I have two other kids…I can do this! I’m smart….I can do this! I am very strong and very capable…I can do this! For crying out loud, I’ve got advanced degrees….I can do this! People come to me for advice… why can’t I do this?!

A moment passed as I alternated between glaring at my husband trying to intervene and my child who was screaming and screeching in away that sounded like the odd mix of a prehistoric avian dinosaur and a banshee. Finally, I broke. I handed him the baby; I was a near blubbering mess on the couch.

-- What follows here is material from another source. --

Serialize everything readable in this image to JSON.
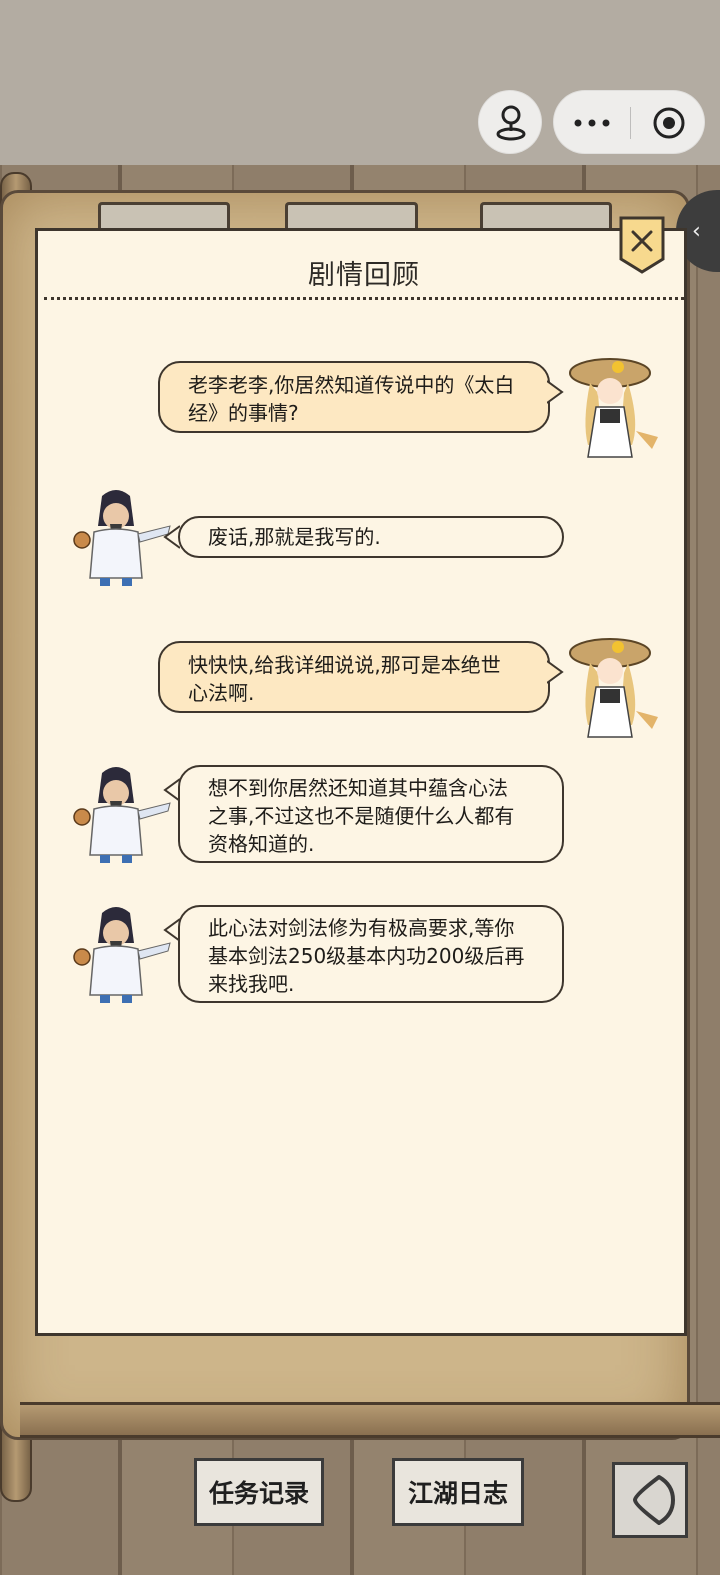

Something important happened in that brief moment in time, prior to me giving my husband the baby. Another voice--louder than the first (my own)--pierced through the chaos of the mental and emotional power struggle I was engaged in. This voice said to me, “It’s okay to admit defeat here. You are justified by faith apart from works. I love you even now.” It wasn’t the literal voice of God but it was God speaking through the Gospel that I hear weekly to me, through the very theology I study on a (near) daily basis.

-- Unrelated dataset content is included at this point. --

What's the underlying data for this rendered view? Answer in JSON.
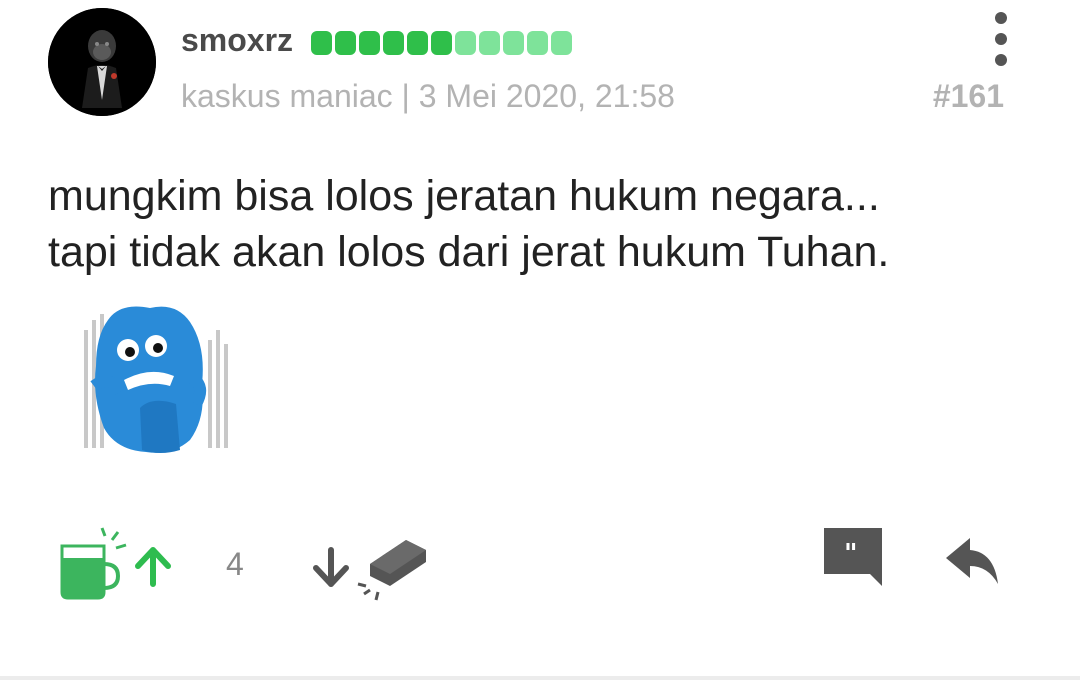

You see, I was very much out of control; my pride was very much in a power struggle with the facts: I needed to hand that baby over. I couldn’t get myself under control, I couldn’t get her to stop crying, I couldn’t do anything. Intervention had to occur to ensure her safety (my husband did the right thing). There is only one message in the entire world that frees us up to confess our lack of control, to admit our failure, that says pride be damned, I need help! And that message is the Gospel; the gospel message about Jesus Christ, our saviour, and his life, death, resurrection, and ascension. It is only in hearing this message that I am freed to confess my helplessness, my utter helplessness.

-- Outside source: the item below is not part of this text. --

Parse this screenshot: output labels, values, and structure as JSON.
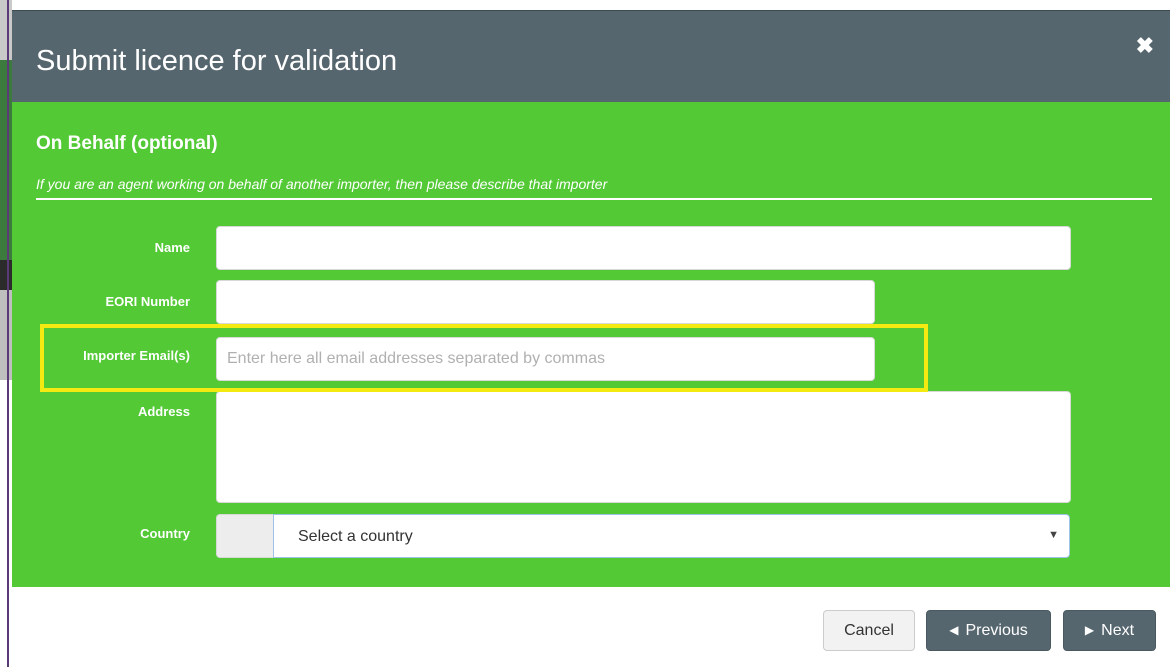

There is only one message in the entire world that frees us up to confess our lack of control

“But the words ‘it was counted to him’ were not written for his sake alone, but for ours also. It will be counted to us who believe in him who raised from the dead Jesus our Lord, who was delivered up for our trespasses and raised for our justification.” (Romans 4:23-25)

“Victory over sin and death does not come by the works of the Law or by our will; therefore it comes by Jesus Christ alone” (Luther).

I am justified apart from works because of what Christ has done for me. And in being justified apart from works and hearing that it is finished (really, all of it) in Christ, I am freed from the shackles of having to perform, from having to be in control, from my pride and freed to confess help! (Help from my saviour and from my neighbor!) The Gospel is the word that carries us through those dark moments, any other word (especially the word of the Law) fails and miserably so; and this is why we never cease in proclaiming this word over and over again. It truly is the light in the darkness and the firm ground under our feet.